Saturday, March 6, 2010

Hay Bales: Barley Fields II, Idaho Landscapes in oil

" Barley Fields: Hay Bales I "
Copyright 2010 J. Bellinger
11"x 14"
A plein air painting from last fall. I usually paint smaller panels outdoors, 6x8 or 8x10, but I felt brave that day. The larger size made me work faster, which is a goal of mine. Less dawdling, more decisive brushwork, palette knife, too.

Friday, March 5, 2010

Cherry Jumble II, Art Tip #23

" Cherry Jumble II "Copyright 2009 J. Bellinger
I kept forgetting to post this little painting completed last summer. It is one of the series, including the baby shoes, that I did with the objects laying on plate glass with black paper underneath. I love the design possibilities with the reflections.

Art Tip #23: When setting up/arranging a still life take your time. Play with many different arrangements. You are in total control of the composition. Composition first, then value and then color.
Walk around your home looking for objects to paint. See what inspires you. Tell a story with those objects you choose. Get the lighting right..take time seeing how the light falls on the set up objects. Look through a view finder to crop out background. I use a box with two sides and a top to isolate my set up and light from other areas of the room. I can line it with fabric, paper, etc. Look at how different colored backgrounds reflect on the objects (use a small cardboard with hole punched in it. I call this a color isolator. It allows you to "see" actual colors which are influenced by direct light, reflected light/color from other objects, background, etc.
Painting from life will improve your skills and develop your eye.

Saturday, January 16, 2010

Plein Air, Hay Bales, French Easel, Art Tip #22 Brush strokes

" Painting the Barley Fields"
Copyright 2010 J.Bellinger
5"x 7"
Private Collection

The reference for this little painting was a photo I took of my good friend and student, Vickie. The ranch we are on is the same one with the old dairy barn (previous post). It was a very hot day and soon after we had our easels set up the automatic sprinklers came on..while it felt refreshing we scrambled to move our set-ups out of the reach of the sprinklers.

Art Tip 22#: Use the largest brush you can to get the job done. This will help you stay "loose" with your brushstrokes. For tiny paintings, 6x6, 6x8, 5x7 I try to use #6 or #4 bright for the whole painting.

Use all edges, sides, tip, corners of the brush. Put the stroke down and leave it. Try to hold back any blending til the may not need any blending. The action of laying one color over or next to another can result in all the blending needed. Don't forget to get back from your painting..the eye can do the blending. Result: a fresher more painterly feeling.

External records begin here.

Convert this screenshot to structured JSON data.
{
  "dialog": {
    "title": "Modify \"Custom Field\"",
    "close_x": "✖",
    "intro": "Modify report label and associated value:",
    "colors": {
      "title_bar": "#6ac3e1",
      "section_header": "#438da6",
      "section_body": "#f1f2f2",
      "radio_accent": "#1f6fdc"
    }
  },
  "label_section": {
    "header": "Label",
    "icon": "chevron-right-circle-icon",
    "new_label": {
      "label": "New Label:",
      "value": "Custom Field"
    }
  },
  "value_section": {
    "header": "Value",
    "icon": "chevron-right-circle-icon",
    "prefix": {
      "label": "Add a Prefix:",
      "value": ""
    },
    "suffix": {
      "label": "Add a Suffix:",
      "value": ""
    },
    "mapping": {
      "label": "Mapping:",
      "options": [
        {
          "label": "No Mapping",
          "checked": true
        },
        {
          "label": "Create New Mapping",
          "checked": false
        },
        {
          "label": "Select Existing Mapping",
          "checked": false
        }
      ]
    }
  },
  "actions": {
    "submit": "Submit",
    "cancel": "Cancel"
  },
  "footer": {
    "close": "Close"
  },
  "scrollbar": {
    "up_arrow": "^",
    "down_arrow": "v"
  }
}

Daily painting, Sheep, Domestic animals

" Trailing of the Sheep II "
Copyright 2010 J. Bellinger
6"x 6"
An alternate title to this little painting could be "Happy Sheep"...I really enjoyed painting this image. The day I photographed the sheep going past my house was warm and sunny. I stood low in the barrow behind a phone terminal box to be obscure and not frighten the sheep. This put me at eye level with them and I loved the shots I took.